#### [What you have to do]
The word "Trump" appears in some lines of the entries. Say how many, and give nothing but the number.

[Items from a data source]
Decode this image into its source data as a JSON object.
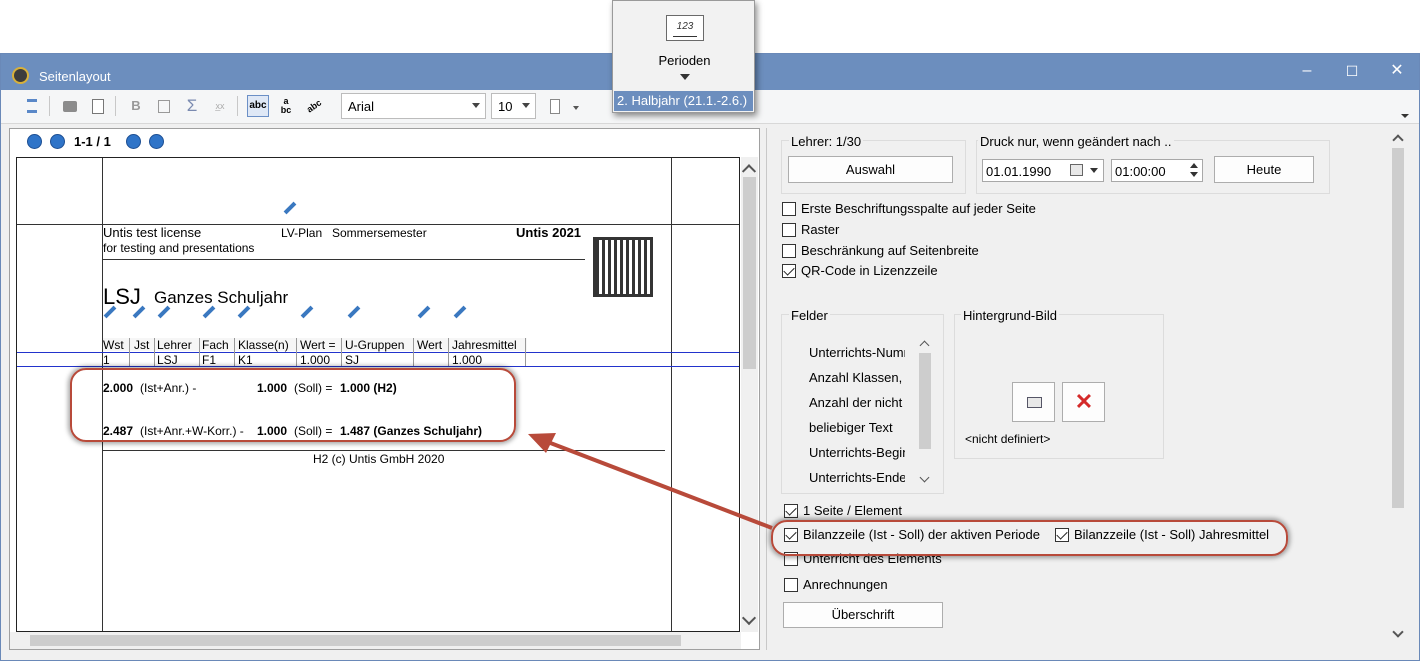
{
  "window": {
    "title": "Seitenlayout",
    "minimize": "–",
    "maximize": "☐",
    "close": "✕"
  },
  "toolbar": {
    "font": "Arial",
    "size": "10"
  },
  "popup": {
    "icon_text": "123",
    "label": "Perioden",
    "value": "2. Halbjahr (21.1.-2.6.)"
  },
  "preview": {
    "page_indicator": "1-1 / 1",
    "license1": "Untis test license",
    "license2": "for testing and presentations",
    "plan": "LV-Plan",
    "semester": "Sommersemester",
    "product": "Untis 2021",
    "code": "LSJ",
    "name": "Ganzes Schuljahr",
    "headers": [
      "Wst",
      "Jst",
      "Lehrer",
      "Fach",
      "Klasse(n)",
      "Wert =",
      "U-Gruppen",
      "Wert",
      "Jahresmittel"
    ],
    "row": [
      "1",
      "",
      "LSJ",
      "F1",
      "K1",
      "1.000",
      "SJ",
      "",
      "1.000"
    ],
    "bal1": {
      "v1": "2.000",
      "t1": "(Ist+Anr.) -",
      "v2": "1.000",
      "t2": "(Soll) =",
      "res": "1.000 (H2)"
    },
    "bal2": {
      "v1": "2.487",
      "t1": "(Ist+Anr.+W-Korr.) -",
      "v2": "1.000",
      "t2": "(Soll) =",
      "res": "1.487 (Ganzes Schuljahr)"
    },
    "footer": "H2   (c) Untis GmbH 2020"
  },
  "settings": {
    "teacher_label": "Lehrer: 1/30",
    "select_btn": "Auswahl",
    "print_label": "Druck nur, wenn geändert nach ..",
    "date": "01.01.1990",
    "time": "01:00:00",
    "today_btn": "Heute",
    "cb_first": "Erste Beschriftungsspalte auf jeder Seite",
    "cb_grid": "Raster",
    "cb_width": "Beschränkung auf Seitenbreite",
    "cb_qr": "QR-Code in Lizenzzeile",
    "fields_title": "Felder",
    "fields": [
      "Unterrichts-Numm",
      "Anzahl Klassen, l",
      "Anzahl der nicht v",
      "beliebiger Text",
      "Unterrichts-Begin",
      "Unterrichts-Ende"
    ],
    "bg_title": "Hintergrund-Bild",
    "bg_value": "<nicht definiert>",
    "cb_page": "1 Seite / Element",
    "cb_bal_period": "Bilanzzeile (Ist - Soll) der aktiven Periode",
    "cb_bal_year": "Bilanzzeile (Ist - Soll) Jahresmittel",
    "cb_unterricht": "Unterricht des Elements",
    "cb_anr": "Anrechnungen",
    "heading_btn": "Überschrift"
  },
  "colors": {
    "accent": "#6c8ebe",
    "highlight": "#b84a3a",
    "arrow": "#b84a3a"
  }
}
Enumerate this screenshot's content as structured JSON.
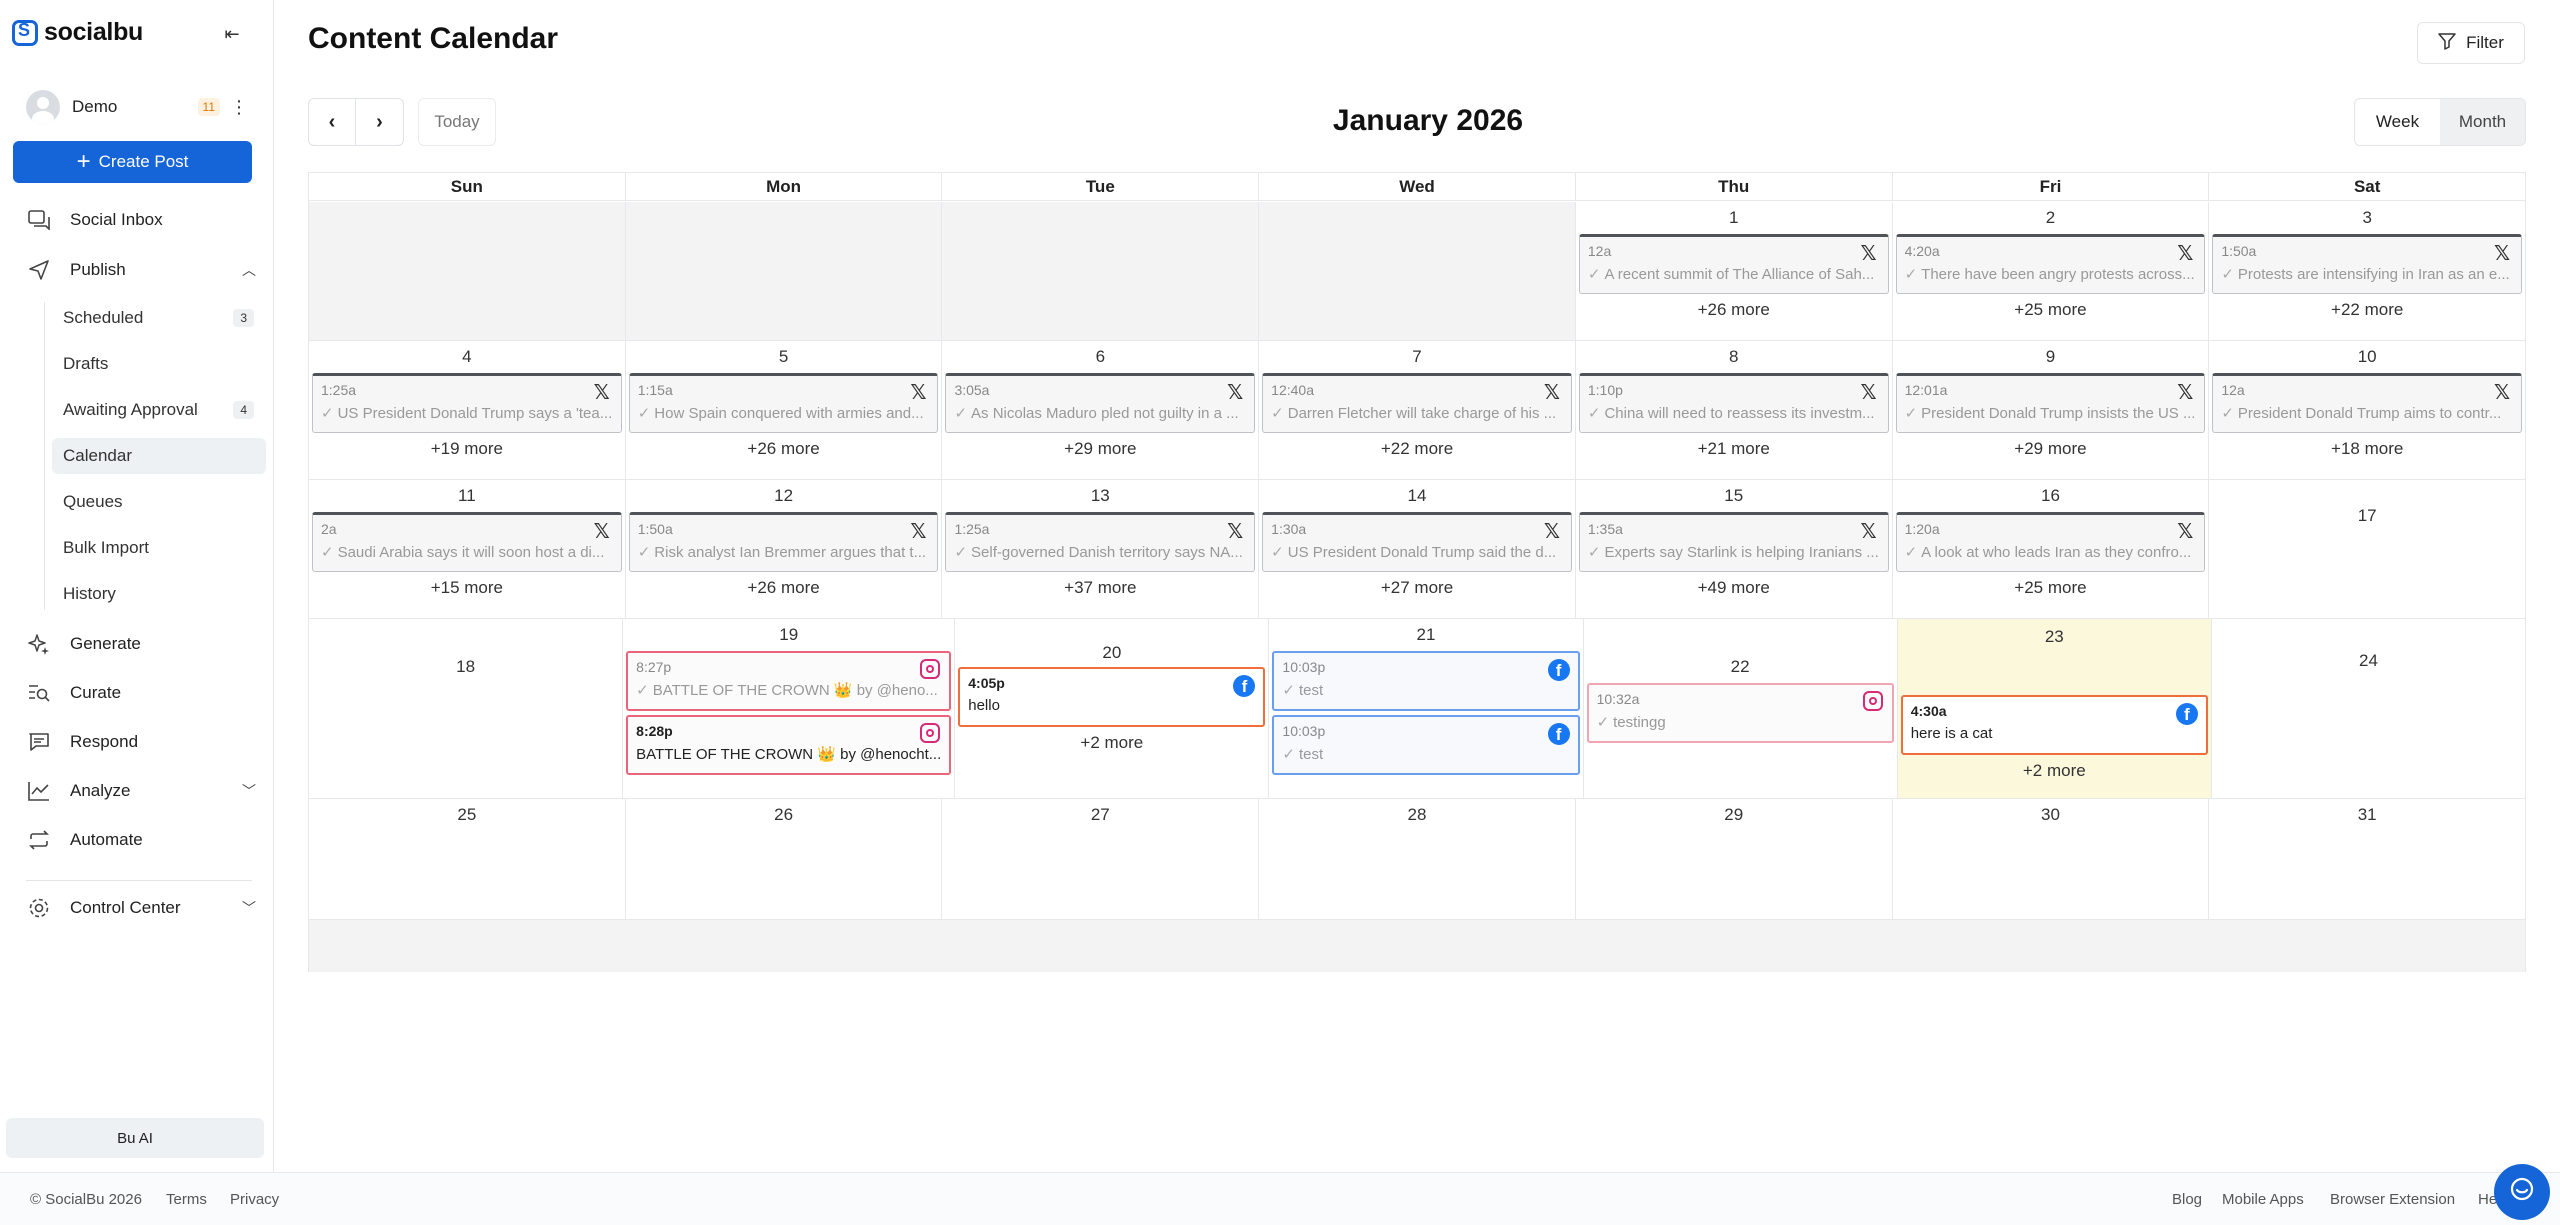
{
  "app": {
    "logo_text": "socialbu"
  },
  "user": {
    "name": "Demo",
    "notifications": "11"
  },
  "sidebar": {
    "create_post": "Create Post",
    "nav": [
      {
        "label": "Social Inbox",
        "icon": "inbox-icon"
      },
      {
        "label": "Publish",
        "icon": "send-icon"
      },
      {
        "label": "Generate",
        "icon": "sparkle-icon"
      },
      {
        "label": "Curate",
        "icon": "curate-icon"
      },
      {
        "label": "Respond",
        "icon": "chat-icon"
      },
      {
        "label": "Analyze",
        "icon": "chart-icon"
      },
      {
        "label": "Automate",
        "icon": "repeat-icon"
      },
      {
        "label": "Control Center",
        "icon": "gear-icon"
      }
    ],
    "publish_sub": [
      {
        "label": "Scheduled",
        "count": "3"
      },
      {
        "label": "Drafts",
        "count": ""
      },
      {
        "label": "Awaiting Approval",
        "count": "4"
      },
      {
        "label": "Calendar",
        "count": ""
      },
      {
        "label": "Queues",
        "count": ""
      },
      {
        "label": "Bulk Import",
        "count": ""
      },
      {
        "label": "History",
        "count": ""
      }
    ],
    "bu_ai": "Bu AI"
  },
  "header": {
    "title": "Content Calendar",
    "filter": "Filter"
  },
  "toolbar": {
    "today": "Today",
    "month_title": "January 2026",
    "week": "Week",
    "month": "Month"
  },
  "calendar": {
    "days_of_week": [
      "Sun",
      "Mon",
      "Tue",
      "Wed",
      "Thu",
      "Fri",
      "Sat"
    ],
    "week1": {
      "d1": {
        "num": "1",
        "time": "12a",
        "text": "A recent summit of The Alliance of Sah...",
        "more": "+26 more"
      },
      "d2": {
        "num": "2",
        "time": "4:20a",
        "text": "There have been angry protests across...",
        "more": "+25 more"
      },
      "d3": {
        "num": "3",
        "time": "1:50a",
        "text": "Protests are intensifying in Iran as an e...",
        "more": "+22 more"
      }
    },
    "week2": [
      {
        "num": "4",
        "time": "1:25a",
        "text": "US President Donald Trump says a 'tea...",
        "more": "+19 more"
      },
      {
        "num": "5",
        "time": "1:15a",
        "text": "How Spain conquered with armies and...",
        "more": "+26 more"
      },
      {
        "num": "6",
        "time": "3:05a",
        "text": "As Nicolas Maduro pled not guilty in a ...",
        "more": "+29 more"
      },
      {
        "num": "7",
        "time": "12:40a",
        "text": "Darren Fletcher will take charge of his ...",
        "more": "+22 more"
      },
      {
        "num": "8",
        "time": "1:10p",
        "text": "China will need to reassess its investm...",
        "more": "+21 more"
      },
      {
        "num": "9",
        "time": "12:01a",
        "text": "President Donald Trump insists the US ...",
        "more": "+29 more"
      },
      {
        "num": "10",
        "time": "12a",
        "text": "President Donald Trump aims to contr...",
        "more": "+18 more"
      }
    ],
    "week3": [
      {
        "num": "11",
        "time": "2a",
        "text": "Saudi Arabia says it will soon host a di...",
        "more": "+15 more"
      },
      {
        "num": "12",
        "time": "1:50a",
        "text": "Risk analyst Ian Bremmer argues that t...",
        "more": "+26 more"
      },
      {
        "num": "13",
        "time": "1:25a",
        "text": "Self-governed Danish territory says NA...",
        "more": "+37 more"
      },
      {
        "num": "14",
        "time": "1:30a",
        "text": "US President Donald Trump said the d...",
        "more": "+27 more"
      },
      {
        "num": "15",
        "time": "1:35a",
        "text": "Experts say Starlink is helping Iranians ...",
        "more": "+49 more"
      },
      {
        "num": "16",
        "time": "1:20a",
        "text": "A look at who leads Iran as they confro...",
        "more": "+25 more"
      },
      {
        "num": "17"
      }
    ],
    "week4": {
      "d18": "18",
      "d19": {
        "num": "19",
        "p1_time": "8:27p",
        "p1_text": "BATTLE OF THE CROWN 👑 by @heno...",
        "p2_time": "8:28p",
        "p2_text": "BATTLE OF THE CROWN 👑 by @henocht..."
      },
      "d20": {
        "num": "20",
        "time": "4:05p",
        "text": "hello",
        "more": "+2 more"
      },
      "d21": {
        "num": "21",
        "p1_time": "10:03p",
        "p1_text": "test",
        "p2_time": "10:03p",
        "p2_text": "test"
      },
      "d22": {
        "num": "22",
        "time": "10:32a",
        "text": "testingg"
      },
      "d23": {
        "num": "23",
        "time": "4:30a",
        "text": "here is a cat",
        "more": "+2 more"
      },
      "d24": "24"
    },
    "week5": [
      "25",
      "26",
      "27",
      "28",
      "29",
      "30",
      "31"
    ]
  },
  "footer": {
    "copyright": "© SocialBu 2026",
    "terms": "Terms",
    "privacy": "Privacy",
    "blog": "Blog",
    "mobile_apps": "Mobile Apps",
    "browser_extension": "Browser Extension",
    "help": "Help"
  },
  "colors": {
    "brand": "#1565d8",
    "today_bg": "#fcf8dc",
    "instagram": "#d62976",
    "facebook": "#1877f2"
  }
}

#### [Response to the task]
4